Values are beliefs, which your organization's members hold in common and endeavor to put into practice. The values guide your organization's members in performing their activities. Specifically, you should ask, "What are the basic beliefs that we share as an organization?"
Marvin Weisbord writes in Productive Workplaces that values come alive only when people are involved in doing important tasks. Ideally, an individual's personal values will align with the spoken and unspoken values of the organization. By developing a written statement of the values of the organization, group members have a chance to contribute to the articulation of these values, as well as to evaluate how well their personal values and motivation match those of the organization.
Examples of values might include a commitment to excellent services, innovation, diversity, creativity, honesty, integrity, and so on. Values may include beliefs such as: "Eating vegetables is more economically efficient and ecologically responsible than eating beef."
- Who we are
- What we are doing
- Why we are doing it
- Target market
- Geographic domain
- How we expect to be profitable
- Purpose statement: Why do we exist (to provide)
- Business statement: What we do to reach our purpose (by or through)
- Value statement: what are the basic beliefs we share in common
- Other elements may include
- What is the problem or need we are trying to meet?
- What makes the organization unique?
- Who are the beneficiaries of our work?
Vision: purpose = values
Three elements of a mission statement
- Purpose and values of the organization
- What business is the organization in
- What are the responsibilities of the organization towards it “clients”
- What are the main objectives supporting the church in accomplishing its mission
1) The Purpose Statement
The purpose statement clearly states what your organization seeks to accomplish: Why does your organization exist? What is the ultimate result of your work? Purpose statements usually include two phrases:
- An infinitive that indicates a change in status, such as to increase, to decrease, to prevent, to eliminate.
- An identification of the problem or condition to be changed.
An example of a purpose statement is "to eliminate homelessness." In defining the purpose, it is essential to focus on outcomes and results rather than methods: How is the world going to be different?
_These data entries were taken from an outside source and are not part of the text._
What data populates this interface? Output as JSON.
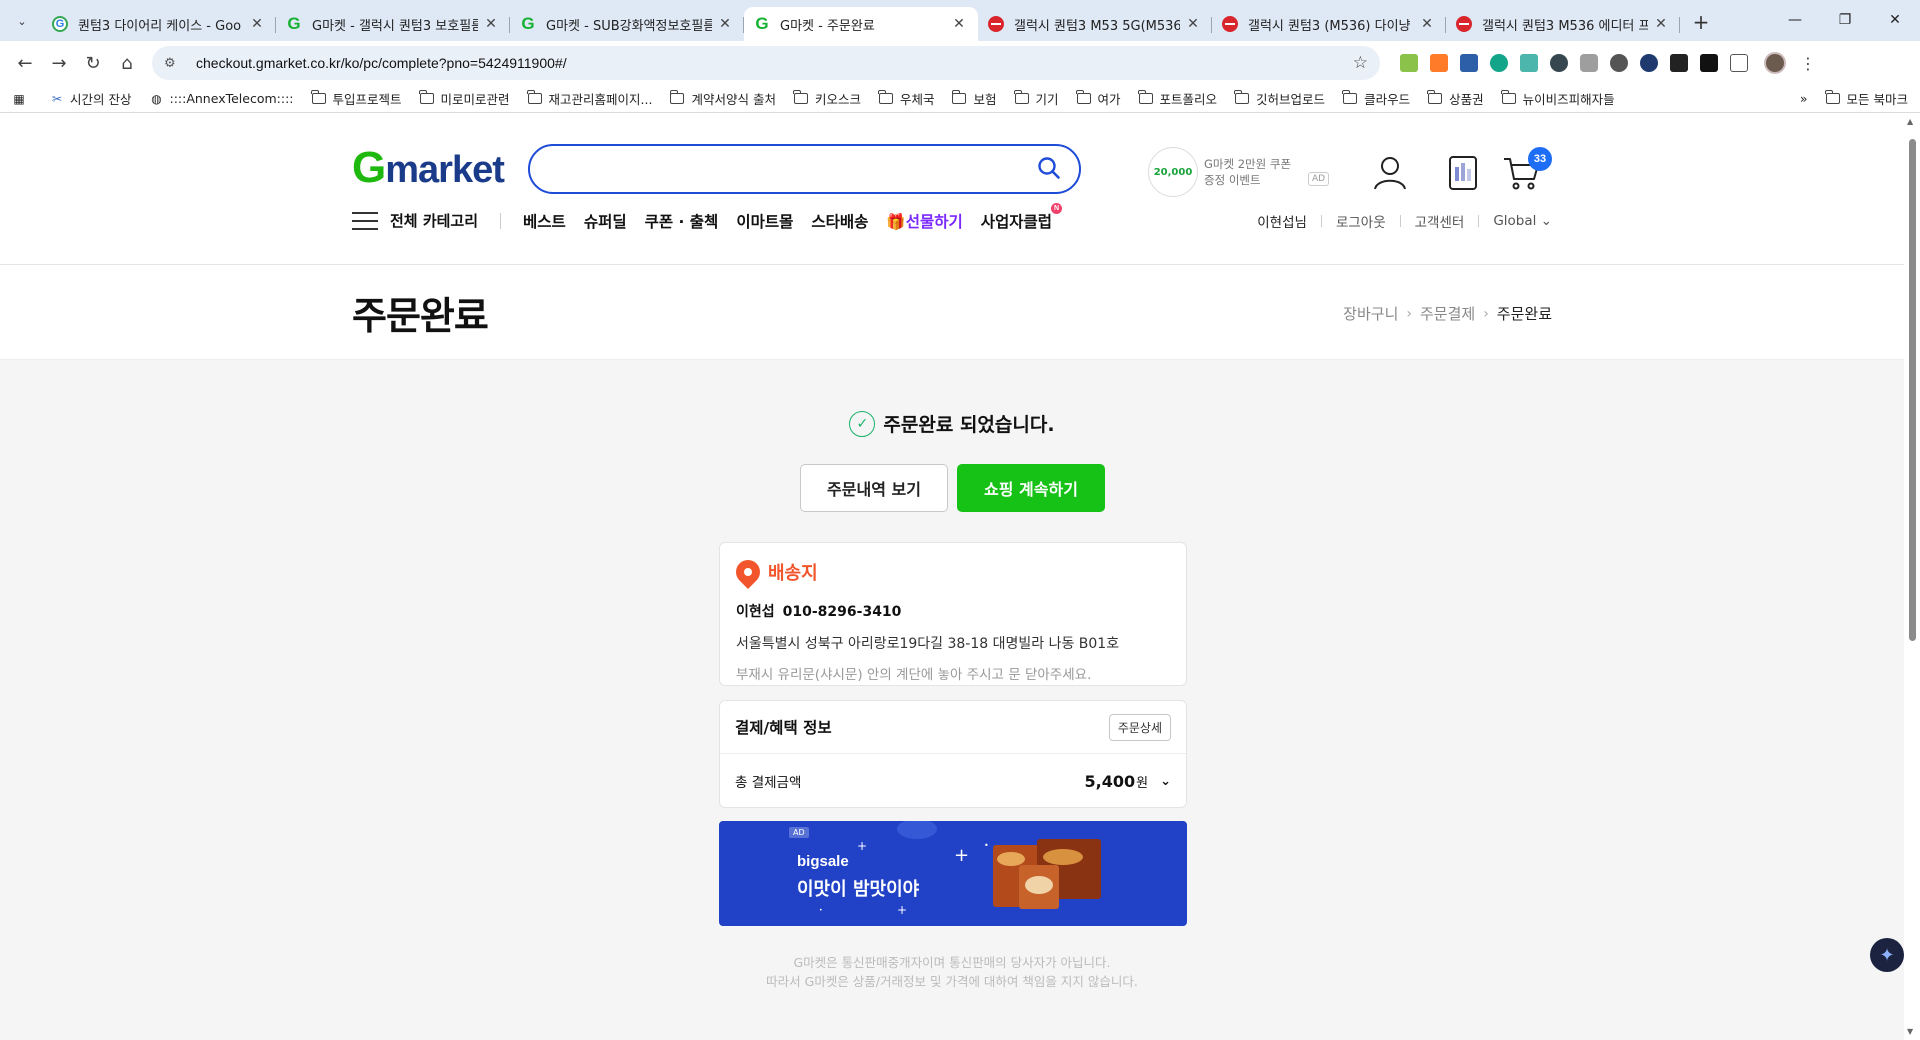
{
  "browser": {
    "tabs": [
      {
        "title": "퀀텀3 다이어리 케이스 - Goo",
        "favicon": "g",
        "active": false
      },
      {
        "title": "G마켓 - 갤럭시 퀀텀3 보호필름",
        "favicon": "gm",
        "active": false
      },
      {
        "title": "G마켓 - SUB강화액정보호필름",
        "favicon": "gm",
        "active": false
      },
      {
        "title": "G마켓 - 주문완료",
        "favicon": "gm",
        "active": true
      },
      {
        "title": "갤럭시 퀀텀3 M53 5G(M536)",
        "favicon": "red",
        "active": false
      },
      {
        "title": "갤럭시 퀀텀3 (M536) 다이냥",
        "favicon": "red",
        "active": false
      },
      {
        "title": "갤럭시 퀀텀3 M536 에디터 프",
        "favicon": "red",
        "active": false
      }
    ],
    "url": "checkout.gmarket.co.kr/ko/pc/complete?pno=5424911900#/",
    "bookmarks": [
      {
        "label": "시간의 잔상",
        "type": "site"
      },
      {
        "label": "::::AnnexTelecom::::",
        "type": "site"
      },
      {
        "label": "투입프로젝트",
        "type": "folder"
      },
      {
        "label": "미로미로관련",
        "type": "folder"
      },
      {
        "label": "재고관리홈페이지...",
        "type": "folder"
      },
      {
        "label": "계약서양식 출처",
        "type": "folder"
      },
      {
        "label": "키오스크",
        "type": "folder"
      },
      {
        "label": "우체국",
        "type": "folder"
      },
      {
        "label": "보험",
        "type": "folder"
      },
      {
        "label": "기기",
        "type": "folder"
      },
      {
        "label": "여가",
        "type": "folder"
      },
      {
        "label": "포트폴리오",
        "type": "folder"
      },
      {
        "label": "깃허브업로드",
        "type": "folder"
      },
      {
        "label": "클라우드",
        "type": "folder"
      },
      {
        "label": "상품권",
        "type": "folder"
      },
      {
        "label": "뉴이비즈피해자들",
        "type": "folder"
      }
    ],
    "all_bookmarks": "모든 북마크",
    "overflow": "»"
  },
  "header": {
    "logo": {
      "g": "G",
      "rest": "market"
    },
    "search_placeholder": "",
    "coupon_ad": {
      "amount": "20,000",
      "line1": "G마켓 2만원 쿠폰",
      "line2": "증정 이벤트",
      "ad": "AD"
    },
    "cart_count": "33",
    "all_category": "전체 카테고리",
    "menus": [
      "베스트",
      "슈퍼딜",
      "쿠폰 · 출첵",
      "이마트몰",
      "스타배송"
    ],
    "gift": "🎁선물하기",
    "biz": "사업자클럽",
    "new_badge": "N",
    "util": {
      "user": "이현섭님",
      "logout": "로그아웃",
      "cs": "고객센터",
      "global": "Global ⌄"
    }
  },
  "title": {
    "heading": "주문완료",
    "breadcrumb": [
      "장바구니",
      "주문결제",
      "주문완료"
    ]
  },
  "complete": {
    "message": "주문완료 되었습니다.",
    "btn_view": "주문내역 보기",
    "btn_continue": "쇼핑 계속하기"
  },
  "shipping": {
    "heading": "배송지",
    "name": "이현섭",
    "phone": "010-8296-3410",
    "address": "서울특별시 성북구 아리랑로19다길 38-18 대명빌라 나동 B01호",
    "memo": "부재시 유리문(샤시문) 안의 계단에 놓아 주시고 문 닫아주세요."
  },
  "payment": {
    "heading": "결제/혜택 정보",
    "detail_btn": "주문상세",
    "total_label": "총 결제금액",
    "total_value": "5,400",
    "currency": "원"
  },
  "banner": {
    "ad": "AD",
    "brand": "bigsale",
    "copy": "이맛이 밤맛이야"
  },
  "footer": {
    "line1": "G마켓은 통신판매중개자이며 통신판매의 당사자가 아닙니다.",
    "line2": "따라서 G마켓은 상품/거래정보 및 가격에 대하여 책임을 지지 않습니다."
  },
  "colors": {
    "brand_green": "#16c216",
    "brand_blue": "#1e4bd8",
    "ship_orange": "#f2552c",
    "gift_purple": "#7b28ff"
  }
}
What is going to change? Thus, the purpose of a health counseling service would never be simply "to provide counseling services," for that is describing a method rather than a result. Rather, the purpose might be "to improve the quality of life" for its clients.
2) The Business Statement
This statement outlines the "business(es)" (i.e., activities or programs) your organization chooses in order to pursue its purpose. Specifically, you must answer, "What activity are we going to do to accomplish our purpose?" For example, there are many ways to work on the problem of homelessness:
- to construct housing for homeless individuals
- to educate the public and advocate for public policy changes
- to provide job training to homeless individuals.
Each of these are different businesses, but they may be different means of achieving the same purpose. Business statements often include the verb "to provide" or link a purpose statement with the words "by" or "through." For example: "To eliminate homelessness by providing job training to homeless individuals." A cautionary note: If the word "and" is in your purpose or business statement, ask yourselves, "Are we really committed to both ideas connected by the word" and, "or have we simply not been able to accept that one idea is more important?"
Mission: purpose = bottom line